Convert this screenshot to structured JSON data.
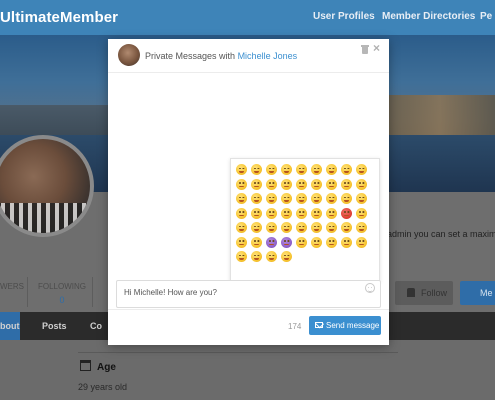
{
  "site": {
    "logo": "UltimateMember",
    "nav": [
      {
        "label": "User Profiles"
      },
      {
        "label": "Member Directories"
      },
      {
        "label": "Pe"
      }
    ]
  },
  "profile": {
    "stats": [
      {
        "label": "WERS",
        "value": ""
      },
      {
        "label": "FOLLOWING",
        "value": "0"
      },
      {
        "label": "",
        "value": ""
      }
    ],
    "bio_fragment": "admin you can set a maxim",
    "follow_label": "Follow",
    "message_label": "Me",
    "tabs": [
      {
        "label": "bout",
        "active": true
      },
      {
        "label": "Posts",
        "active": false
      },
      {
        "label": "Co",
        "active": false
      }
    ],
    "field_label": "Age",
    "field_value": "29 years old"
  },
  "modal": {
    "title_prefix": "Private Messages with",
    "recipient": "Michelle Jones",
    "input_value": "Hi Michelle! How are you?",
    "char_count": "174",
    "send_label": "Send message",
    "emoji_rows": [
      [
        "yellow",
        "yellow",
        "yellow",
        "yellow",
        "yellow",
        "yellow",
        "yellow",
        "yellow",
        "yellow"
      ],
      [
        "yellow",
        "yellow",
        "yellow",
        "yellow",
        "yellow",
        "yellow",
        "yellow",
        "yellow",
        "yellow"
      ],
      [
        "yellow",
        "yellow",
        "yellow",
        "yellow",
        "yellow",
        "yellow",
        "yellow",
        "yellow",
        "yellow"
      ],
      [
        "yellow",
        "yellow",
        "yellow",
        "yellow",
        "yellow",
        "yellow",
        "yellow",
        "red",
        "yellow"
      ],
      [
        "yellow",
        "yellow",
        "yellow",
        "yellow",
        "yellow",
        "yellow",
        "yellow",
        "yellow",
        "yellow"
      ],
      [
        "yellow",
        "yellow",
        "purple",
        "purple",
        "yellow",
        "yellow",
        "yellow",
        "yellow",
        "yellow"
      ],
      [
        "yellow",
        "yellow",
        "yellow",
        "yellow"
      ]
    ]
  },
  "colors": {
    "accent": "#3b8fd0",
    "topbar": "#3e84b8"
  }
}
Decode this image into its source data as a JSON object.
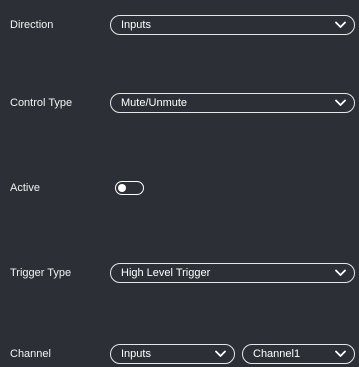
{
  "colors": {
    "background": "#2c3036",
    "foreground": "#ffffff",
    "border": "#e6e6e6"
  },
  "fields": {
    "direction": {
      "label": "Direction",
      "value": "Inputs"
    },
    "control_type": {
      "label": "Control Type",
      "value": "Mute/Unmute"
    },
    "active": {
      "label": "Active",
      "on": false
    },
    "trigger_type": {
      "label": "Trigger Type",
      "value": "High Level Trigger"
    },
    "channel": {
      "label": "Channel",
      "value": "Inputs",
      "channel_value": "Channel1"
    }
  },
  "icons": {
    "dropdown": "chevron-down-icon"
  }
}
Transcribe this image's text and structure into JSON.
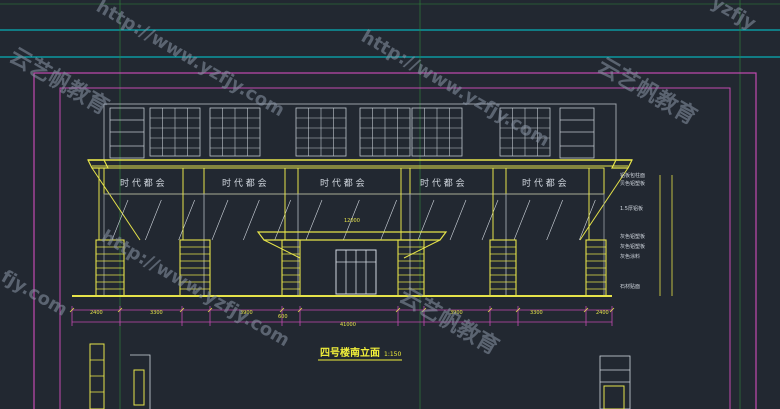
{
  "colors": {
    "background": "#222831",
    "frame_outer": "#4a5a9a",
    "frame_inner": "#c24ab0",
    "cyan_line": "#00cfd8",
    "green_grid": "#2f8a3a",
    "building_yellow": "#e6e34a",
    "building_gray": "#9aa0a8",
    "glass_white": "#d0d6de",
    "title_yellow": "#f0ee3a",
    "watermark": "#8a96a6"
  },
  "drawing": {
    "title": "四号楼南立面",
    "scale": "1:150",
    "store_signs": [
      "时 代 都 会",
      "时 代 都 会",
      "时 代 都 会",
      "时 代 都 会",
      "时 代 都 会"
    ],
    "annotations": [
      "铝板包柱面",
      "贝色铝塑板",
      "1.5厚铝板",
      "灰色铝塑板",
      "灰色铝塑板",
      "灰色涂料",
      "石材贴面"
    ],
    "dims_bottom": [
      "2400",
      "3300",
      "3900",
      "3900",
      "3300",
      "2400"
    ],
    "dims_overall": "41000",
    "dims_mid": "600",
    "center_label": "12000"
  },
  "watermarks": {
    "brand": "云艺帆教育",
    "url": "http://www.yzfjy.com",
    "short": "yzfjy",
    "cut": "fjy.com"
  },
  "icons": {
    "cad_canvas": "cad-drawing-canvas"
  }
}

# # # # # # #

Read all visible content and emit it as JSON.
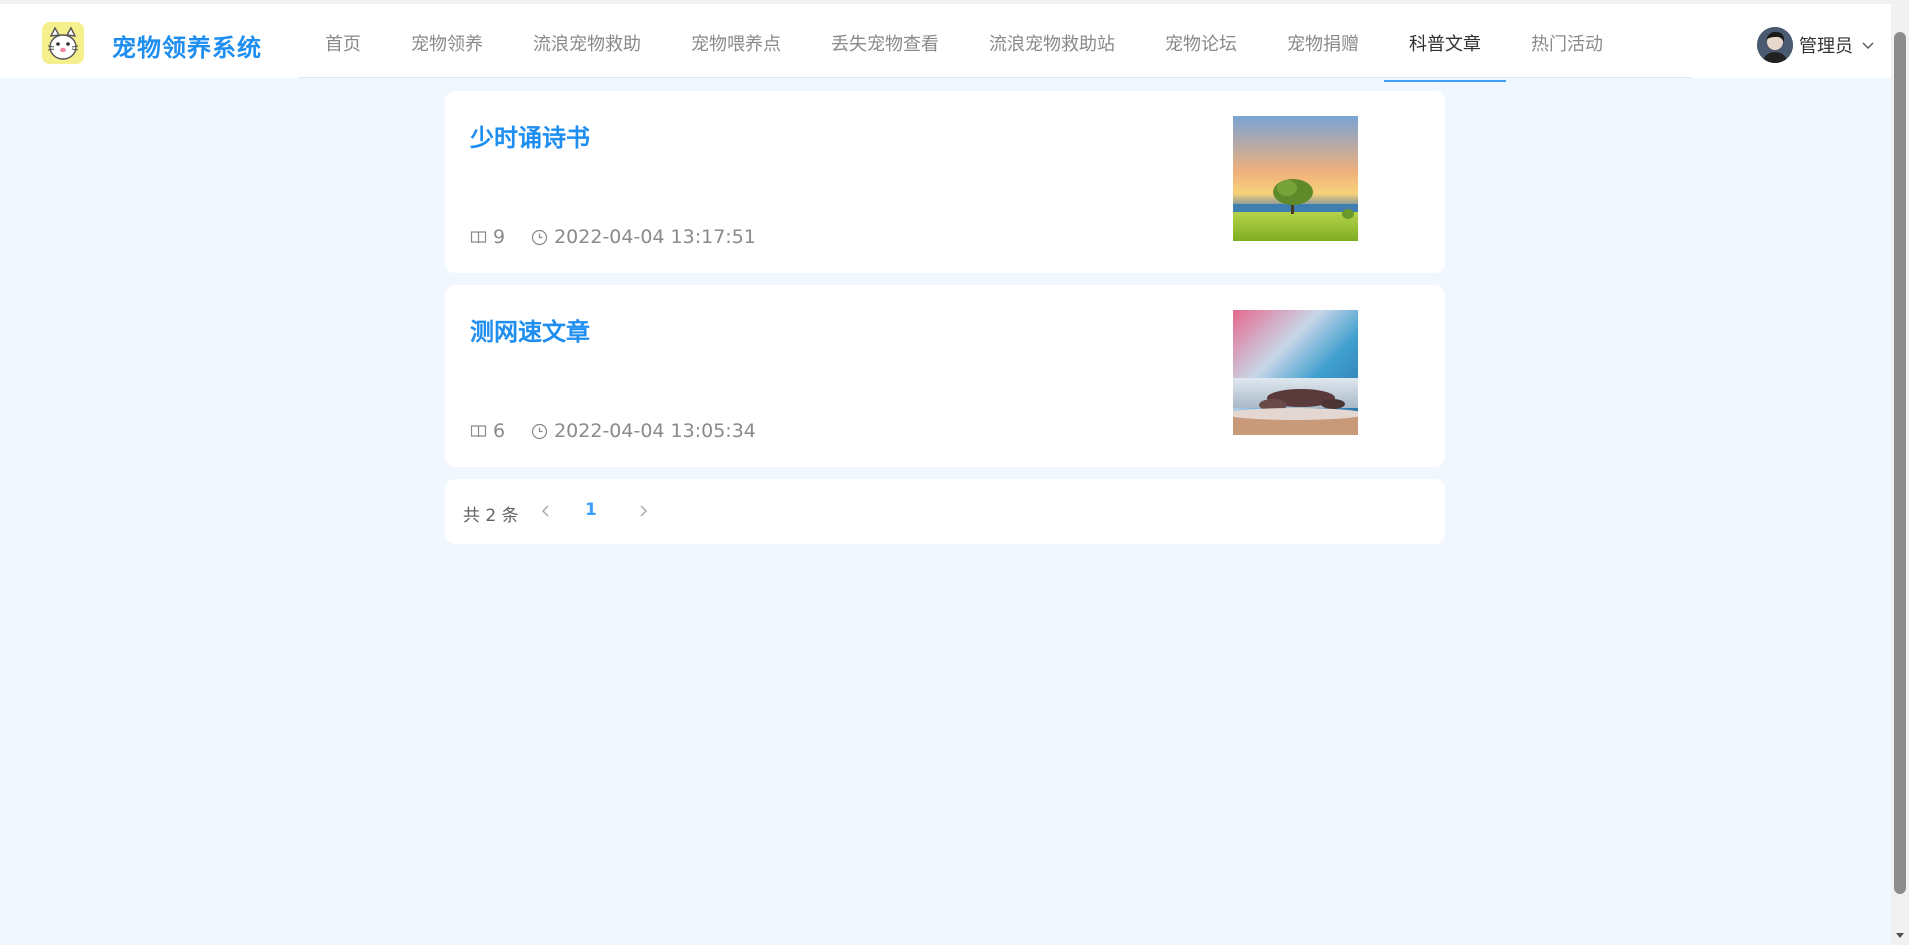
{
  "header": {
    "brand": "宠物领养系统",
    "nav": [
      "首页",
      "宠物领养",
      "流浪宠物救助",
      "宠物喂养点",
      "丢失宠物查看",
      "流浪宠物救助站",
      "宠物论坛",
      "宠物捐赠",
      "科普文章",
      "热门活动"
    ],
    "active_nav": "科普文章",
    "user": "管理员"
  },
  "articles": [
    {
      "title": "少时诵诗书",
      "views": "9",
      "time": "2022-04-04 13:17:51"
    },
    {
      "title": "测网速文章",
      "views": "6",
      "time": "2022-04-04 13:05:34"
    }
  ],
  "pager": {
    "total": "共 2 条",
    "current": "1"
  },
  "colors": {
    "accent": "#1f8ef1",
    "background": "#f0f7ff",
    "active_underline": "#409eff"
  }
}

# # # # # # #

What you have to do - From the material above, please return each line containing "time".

Finished task -
      "time": "2022-04-04 13:17:51"
      "time": "2022-04-04 13:05:34"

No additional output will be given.